As I reflect upon my life as a Black lawyer and judge in Colorado 50 years after graduating from the University of Colorado Law School, I realize that not since the civil rights movement have we lived in such a momentous time in history. Victor Hugo wrote that "nothing is more powerful than an idea whose time has come." The deaths of George Floyd and Rayshard Brooks at the hands of police officers who have sworn to serve and protect have become a catalyst—a global wake-up call for justice. But, as the protests diminish, we risk that the potential for change may become just another footnote in history, once again leaving the African American as the only Black person in the room.
I recall how, in 1969, The Denver Post featured photographs of me and the three other recipients of internships with the Denver District Attorney’s Office as we proudly raised our hands to defend the constitutions of Colorado and the United States. I was the only Black person in the room.
At the time, I had an Afro the size of an official NBA basketball. The next week I received a newspaper clipping with an anonymous note that stated, “This hairdo is a disgrace to you, your school, and certainly the D.A.’s office.” The same scenario was repeated the next year when I was hired as a deputy Denver district attorney. This time the condemnation was written by a justice of the Colorado Supreme Court. Make no mistake, had my hairstyle conformed to what was considered proper for a Black man in the 1970s, they would have found some other reason to point out the only Black person in the room.
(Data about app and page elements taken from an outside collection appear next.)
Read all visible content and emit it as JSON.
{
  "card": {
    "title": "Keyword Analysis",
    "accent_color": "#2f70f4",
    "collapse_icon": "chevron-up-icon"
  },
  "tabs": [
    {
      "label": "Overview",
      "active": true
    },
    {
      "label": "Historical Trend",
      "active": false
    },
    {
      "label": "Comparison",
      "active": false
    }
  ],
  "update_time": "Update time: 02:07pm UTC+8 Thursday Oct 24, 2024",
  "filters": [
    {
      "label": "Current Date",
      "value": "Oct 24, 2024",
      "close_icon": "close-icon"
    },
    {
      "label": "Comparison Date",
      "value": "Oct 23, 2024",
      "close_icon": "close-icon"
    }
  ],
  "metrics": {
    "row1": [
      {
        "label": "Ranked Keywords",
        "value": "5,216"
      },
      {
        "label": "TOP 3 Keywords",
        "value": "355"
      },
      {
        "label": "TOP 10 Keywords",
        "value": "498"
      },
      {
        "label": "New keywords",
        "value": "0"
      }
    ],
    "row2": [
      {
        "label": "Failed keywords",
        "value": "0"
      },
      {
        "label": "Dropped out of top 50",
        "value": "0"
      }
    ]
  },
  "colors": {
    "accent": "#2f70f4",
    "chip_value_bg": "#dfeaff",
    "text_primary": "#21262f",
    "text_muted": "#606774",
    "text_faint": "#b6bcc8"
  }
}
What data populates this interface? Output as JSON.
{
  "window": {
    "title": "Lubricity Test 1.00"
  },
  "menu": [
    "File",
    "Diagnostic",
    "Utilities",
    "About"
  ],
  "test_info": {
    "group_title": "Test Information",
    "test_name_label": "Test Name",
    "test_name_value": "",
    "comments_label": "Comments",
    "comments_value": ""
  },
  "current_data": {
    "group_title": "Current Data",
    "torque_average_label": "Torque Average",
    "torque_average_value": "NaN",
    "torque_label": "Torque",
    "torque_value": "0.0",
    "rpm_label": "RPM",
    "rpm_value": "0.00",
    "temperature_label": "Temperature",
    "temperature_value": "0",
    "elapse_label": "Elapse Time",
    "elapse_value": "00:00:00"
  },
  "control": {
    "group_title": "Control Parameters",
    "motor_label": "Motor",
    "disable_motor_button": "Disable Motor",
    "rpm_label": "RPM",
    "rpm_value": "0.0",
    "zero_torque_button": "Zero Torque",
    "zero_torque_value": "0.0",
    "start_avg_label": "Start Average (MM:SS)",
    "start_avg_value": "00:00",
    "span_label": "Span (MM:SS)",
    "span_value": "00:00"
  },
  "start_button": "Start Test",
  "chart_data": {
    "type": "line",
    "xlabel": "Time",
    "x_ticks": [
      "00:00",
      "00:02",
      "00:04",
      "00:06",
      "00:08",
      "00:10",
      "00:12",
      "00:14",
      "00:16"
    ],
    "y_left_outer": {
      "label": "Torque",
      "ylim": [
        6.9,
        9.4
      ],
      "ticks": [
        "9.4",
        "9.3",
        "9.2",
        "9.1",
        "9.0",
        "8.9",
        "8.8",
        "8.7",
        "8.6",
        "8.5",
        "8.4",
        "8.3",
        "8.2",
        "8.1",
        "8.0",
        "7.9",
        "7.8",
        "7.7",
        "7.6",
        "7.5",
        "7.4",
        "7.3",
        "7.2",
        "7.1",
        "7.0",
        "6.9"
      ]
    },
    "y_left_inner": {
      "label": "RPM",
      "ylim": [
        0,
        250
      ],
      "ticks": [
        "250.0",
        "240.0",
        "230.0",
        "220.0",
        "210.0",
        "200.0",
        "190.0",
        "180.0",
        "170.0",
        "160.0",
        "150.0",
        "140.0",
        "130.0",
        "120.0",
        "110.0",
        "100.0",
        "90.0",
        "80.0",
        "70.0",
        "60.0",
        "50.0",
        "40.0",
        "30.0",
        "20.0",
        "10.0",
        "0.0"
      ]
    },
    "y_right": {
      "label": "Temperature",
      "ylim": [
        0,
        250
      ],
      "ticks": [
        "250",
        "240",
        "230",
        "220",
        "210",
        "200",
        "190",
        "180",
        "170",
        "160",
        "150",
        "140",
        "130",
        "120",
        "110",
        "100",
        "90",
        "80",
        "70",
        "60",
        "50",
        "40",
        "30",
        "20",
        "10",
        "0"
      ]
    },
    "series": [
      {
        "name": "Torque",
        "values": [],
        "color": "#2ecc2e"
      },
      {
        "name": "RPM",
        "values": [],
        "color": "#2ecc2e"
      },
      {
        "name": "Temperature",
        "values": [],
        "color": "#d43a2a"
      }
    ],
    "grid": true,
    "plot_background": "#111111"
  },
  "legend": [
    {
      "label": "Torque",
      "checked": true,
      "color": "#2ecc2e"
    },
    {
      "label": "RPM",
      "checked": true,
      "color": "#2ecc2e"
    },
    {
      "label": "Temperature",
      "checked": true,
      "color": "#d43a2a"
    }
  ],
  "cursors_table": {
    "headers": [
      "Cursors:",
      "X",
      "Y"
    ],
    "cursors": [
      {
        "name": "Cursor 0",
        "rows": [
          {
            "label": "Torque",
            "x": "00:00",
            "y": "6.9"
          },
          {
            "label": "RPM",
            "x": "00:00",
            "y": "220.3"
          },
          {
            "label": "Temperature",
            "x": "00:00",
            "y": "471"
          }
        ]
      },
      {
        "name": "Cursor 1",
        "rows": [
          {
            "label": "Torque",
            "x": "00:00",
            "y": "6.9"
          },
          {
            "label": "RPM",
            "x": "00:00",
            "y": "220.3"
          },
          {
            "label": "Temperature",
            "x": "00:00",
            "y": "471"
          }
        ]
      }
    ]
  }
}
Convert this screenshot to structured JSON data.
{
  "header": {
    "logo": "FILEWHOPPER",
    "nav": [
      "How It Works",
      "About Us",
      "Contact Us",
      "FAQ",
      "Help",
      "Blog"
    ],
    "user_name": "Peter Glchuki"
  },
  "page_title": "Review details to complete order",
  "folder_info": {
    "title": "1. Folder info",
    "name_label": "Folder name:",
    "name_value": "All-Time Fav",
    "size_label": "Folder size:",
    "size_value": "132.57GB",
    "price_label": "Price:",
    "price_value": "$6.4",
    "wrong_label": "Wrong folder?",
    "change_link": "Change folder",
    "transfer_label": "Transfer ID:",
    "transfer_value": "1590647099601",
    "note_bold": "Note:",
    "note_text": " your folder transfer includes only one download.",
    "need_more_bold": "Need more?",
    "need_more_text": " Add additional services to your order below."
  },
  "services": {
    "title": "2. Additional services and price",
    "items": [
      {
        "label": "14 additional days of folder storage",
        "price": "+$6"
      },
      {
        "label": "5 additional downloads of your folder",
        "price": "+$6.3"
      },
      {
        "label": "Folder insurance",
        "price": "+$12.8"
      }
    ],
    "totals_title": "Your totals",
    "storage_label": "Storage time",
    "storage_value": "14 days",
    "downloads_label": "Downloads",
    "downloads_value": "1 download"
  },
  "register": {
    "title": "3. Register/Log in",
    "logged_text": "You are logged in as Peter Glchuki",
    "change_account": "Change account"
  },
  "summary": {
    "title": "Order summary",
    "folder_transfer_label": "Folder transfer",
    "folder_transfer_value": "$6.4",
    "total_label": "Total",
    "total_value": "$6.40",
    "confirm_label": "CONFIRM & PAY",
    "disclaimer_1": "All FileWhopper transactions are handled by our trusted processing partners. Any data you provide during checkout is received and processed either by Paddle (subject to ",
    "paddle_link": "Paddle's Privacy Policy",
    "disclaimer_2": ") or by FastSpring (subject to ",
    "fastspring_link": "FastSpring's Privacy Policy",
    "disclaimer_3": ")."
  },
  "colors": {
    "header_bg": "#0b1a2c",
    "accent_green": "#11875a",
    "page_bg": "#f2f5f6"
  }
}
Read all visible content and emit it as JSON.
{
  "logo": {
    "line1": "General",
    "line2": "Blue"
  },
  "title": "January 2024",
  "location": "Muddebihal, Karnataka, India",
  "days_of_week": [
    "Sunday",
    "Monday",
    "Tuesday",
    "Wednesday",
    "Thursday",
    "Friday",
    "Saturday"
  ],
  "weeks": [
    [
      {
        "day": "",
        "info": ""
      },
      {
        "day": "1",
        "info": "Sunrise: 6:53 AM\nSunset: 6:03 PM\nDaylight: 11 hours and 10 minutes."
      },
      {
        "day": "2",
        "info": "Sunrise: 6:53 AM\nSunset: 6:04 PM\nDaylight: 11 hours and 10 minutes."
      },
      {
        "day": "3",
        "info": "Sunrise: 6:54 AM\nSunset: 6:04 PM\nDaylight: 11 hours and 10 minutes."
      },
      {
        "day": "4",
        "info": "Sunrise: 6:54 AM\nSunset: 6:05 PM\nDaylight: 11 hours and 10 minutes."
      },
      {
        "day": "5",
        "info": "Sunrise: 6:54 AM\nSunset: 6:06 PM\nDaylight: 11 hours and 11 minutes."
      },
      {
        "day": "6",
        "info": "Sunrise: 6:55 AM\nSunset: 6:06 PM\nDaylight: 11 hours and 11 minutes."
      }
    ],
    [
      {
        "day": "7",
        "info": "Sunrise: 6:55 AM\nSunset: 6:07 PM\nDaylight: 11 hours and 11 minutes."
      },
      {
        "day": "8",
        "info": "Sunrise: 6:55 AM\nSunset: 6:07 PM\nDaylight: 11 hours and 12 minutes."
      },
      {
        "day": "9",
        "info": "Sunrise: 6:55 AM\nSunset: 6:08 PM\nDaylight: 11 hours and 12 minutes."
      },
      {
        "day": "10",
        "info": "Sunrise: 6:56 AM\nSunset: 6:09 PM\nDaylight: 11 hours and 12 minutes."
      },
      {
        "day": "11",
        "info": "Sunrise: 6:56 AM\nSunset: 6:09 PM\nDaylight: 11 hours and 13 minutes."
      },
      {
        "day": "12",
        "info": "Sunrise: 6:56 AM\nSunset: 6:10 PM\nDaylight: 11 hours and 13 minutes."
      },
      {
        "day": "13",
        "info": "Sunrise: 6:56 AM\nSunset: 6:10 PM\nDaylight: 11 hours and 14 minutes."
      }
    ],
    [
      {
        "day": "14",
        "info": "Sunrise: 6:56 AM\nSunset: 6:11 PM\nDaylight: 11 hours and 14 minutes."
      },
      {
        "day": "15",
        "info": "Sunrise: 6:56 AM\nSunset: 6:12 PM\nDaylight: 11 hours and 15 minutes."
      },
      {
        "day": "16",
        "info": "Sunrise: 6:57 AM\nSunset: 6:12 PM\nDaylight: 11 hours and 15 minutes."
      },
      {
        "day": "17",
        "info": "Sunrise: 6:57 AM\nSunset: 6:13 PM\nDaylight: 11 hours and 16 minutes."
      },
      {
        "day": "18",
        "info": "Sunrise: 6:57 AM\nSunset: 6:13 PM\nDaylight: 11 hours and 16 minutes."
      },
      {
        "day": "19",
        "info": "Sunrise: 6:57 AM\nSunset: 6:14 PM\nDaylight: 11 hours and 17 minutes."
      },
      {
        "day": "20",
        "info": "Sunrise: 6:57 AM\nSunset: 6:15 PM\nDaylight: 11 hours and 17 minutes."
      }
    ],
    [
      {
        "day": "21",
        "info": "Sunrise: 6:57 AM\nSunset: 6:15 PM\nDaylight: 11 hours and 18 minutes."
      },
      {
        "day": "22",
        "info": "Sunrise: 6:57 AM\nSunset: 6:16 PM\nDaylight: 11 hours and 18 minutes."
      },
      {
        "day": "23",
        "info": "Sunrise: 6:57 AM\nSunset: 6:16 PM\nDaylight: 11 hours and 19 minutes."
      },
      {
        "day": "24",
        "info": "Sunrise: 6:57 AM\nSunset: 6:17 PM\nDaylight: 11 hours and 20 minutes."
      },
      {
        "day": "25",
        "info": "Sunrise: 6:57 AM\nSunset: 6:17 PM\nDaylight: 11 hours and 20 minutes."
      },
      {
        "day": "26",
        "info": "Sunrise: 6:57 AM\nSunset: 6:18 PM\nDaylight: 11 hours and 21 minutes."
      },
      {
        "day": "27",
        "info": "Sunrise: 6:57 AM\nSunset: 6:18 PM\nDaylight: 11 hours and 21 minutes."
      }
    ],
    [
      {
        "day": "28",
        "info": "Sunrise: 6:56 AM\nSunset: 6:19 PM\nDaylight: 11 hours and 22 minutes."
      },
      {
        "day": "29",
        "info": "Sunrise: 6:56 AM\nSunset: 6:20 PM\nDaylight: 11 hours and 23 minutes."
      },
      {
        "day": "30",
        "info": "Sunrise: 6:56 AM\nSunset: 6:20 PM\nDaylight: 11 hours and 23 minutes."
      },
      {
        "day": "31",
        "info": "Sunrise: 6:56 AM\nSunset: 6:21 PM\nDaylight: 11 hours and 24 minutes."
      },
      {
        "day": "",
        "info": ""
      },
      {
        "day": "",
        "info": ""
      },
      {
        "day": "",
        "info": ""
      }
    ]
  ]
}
Being the only Black person in the room became commonplace for me in my 50 years as a Black Colorado lawyer:
- The only Black deputy district attorney in Colorado in 1970
- The only Black assistant U.S. attorney from 1974 to 1976
- The only Black member of the Denver Athletic Club in 1972
- The only Black member of the Denver Bar Association’s Board of Trustee in 1976
- The only Black member of the legal team to represent the Denver Baseball Stadium District in the building of Coors Field in 1990
- The only Black member of the Lowry Redevelopment Authority Board of Directors in 1996 in the conversion of Lowry Air Force Base to an urban residential complex
- The only Black person at a Colorado Bar Association Board of Governor’s meeting in 1997
- The first Black recipient in the history of the George Norlin Award in 2008, named after the former president of the university respected for his opposition to the KKK
- The first Black recipient of the Colorado Bar Association Award of Merit in its history in 2012
I have been fortunate to have been mentored and supported by respected men and women, white and nonwhite, yet I will continue to be the only Black person in the room until the University of Colorado Law School, its alumni, and its donors recognize that enrolling fewer than 10 Black students in a class constitutes "tokenism" and fails to impact systemic and social racism that has put the Black community centuries behind in its pursuit of equal employment and educational opportunities. At Harvard there are 60 Black students in its first-year class in 2020. Why is CU lagging so far behind? The Leaders in Law and Community (LILAC) fellowship provides full scholarship opportunities to Black and diverse students at Colorado Law. CU needs community, law firms, and corporate support to make LILAC and its other scholarships for diverse students a significant part of its action plan.
For 2020 to become a benchmark year—the year when a long-overdue idea has come—the University of Colorado Law School must take bold steps to eradicate the social and economic barriers and assure equal educational opportunities for Black men and women. Until I and people like me are no longer the only Black person in the room, incidents like the killings of George Floyd and Rayshard Brooks will continue to occur. Regretfully, those tragic incidents have become a regular and recurring part of my life experiences.
Judge Gary M. Jackson ('70) sits on the bench of Colorado’s 2nd Judicial District. He is a third-generation Coloradan and a pillar of the Colorado legal community who has worked in Colorado’s public sector, private sector, and the judiciary for 50 years.